Live from the Summit: Doctor or dinosaur?


"I didn't know a thing about homecare," says Dr. Steve Landers. "But the patients were so grateful."

Dr. Landers is the opening speaker at the HME Business Summit. A family doctor and geriatrician at the Cleveland Clinic, where he directs the Center for Home Care and Community Rehabilitation. He does something I didn't realize physicians do anymore.

He makes house calls.

"I was sort of the dinosaur."

During his medical training, he didn't learn much about in-home care, but in practice, he soon learned about the value it offers, to patients, to their families and to the healthcare system.

In-home care can be safer than facility care. It is more effective and less costly. In medical literature, there is a preference for care at home, whether long-term, end of life or rehab.

"Another thing happened, with house calls, it started out as my throwback practice, a nice thing to do. Over time, I started to recognize things happening in my practice, and in the healthcare system."

His belief in the importance of in-home care, and the healthcare industry's slow shift toward it was confirmed recently, Dr. Landers, said, when a colleague announced at a meeting:

"The home is the healthcare venue of the future."

That wasn't part of the commentary when I started, said Dr. Landers.

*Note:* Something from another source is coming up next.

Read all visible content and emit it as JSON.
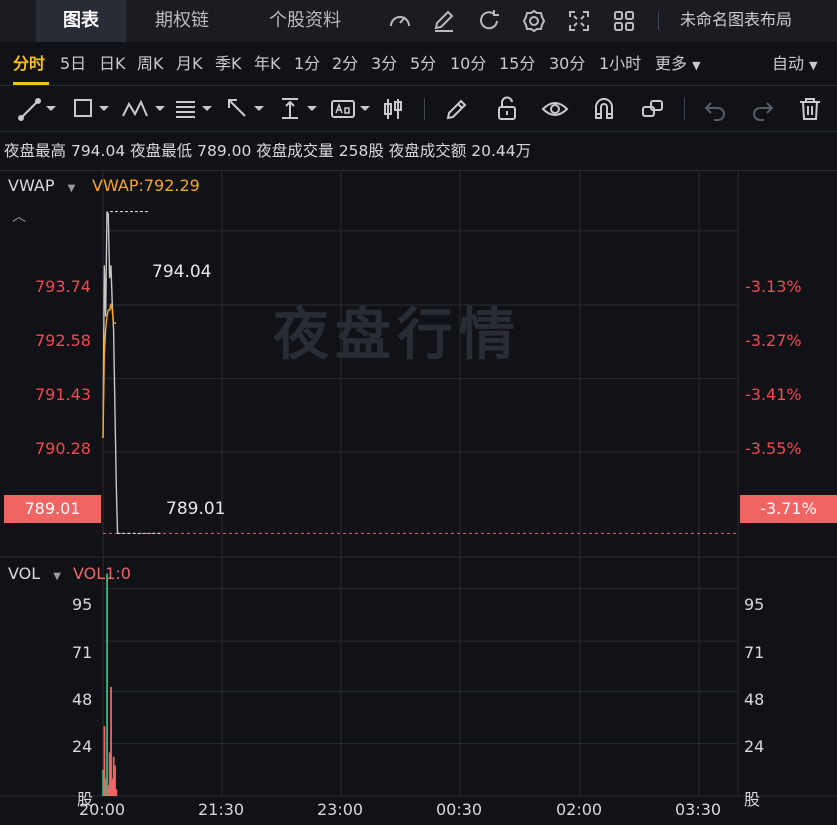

Several key trends are driving the increase of in-home care: demographics, technology, consumerism. The healthcare industry needs to harness these trends, especially technology, in order to increase care in the home.

Fun fact: Physician house calls increased 14% from 2004 to 2009.

Not so fun fact: About 20% of Medicare beneficiaries are readmitted to the hospital within 30 days, at a cost of $17 billion.

"We've got some hard work to do, but this is where we are headed," said Dr. Landers.

Theresa Flaherty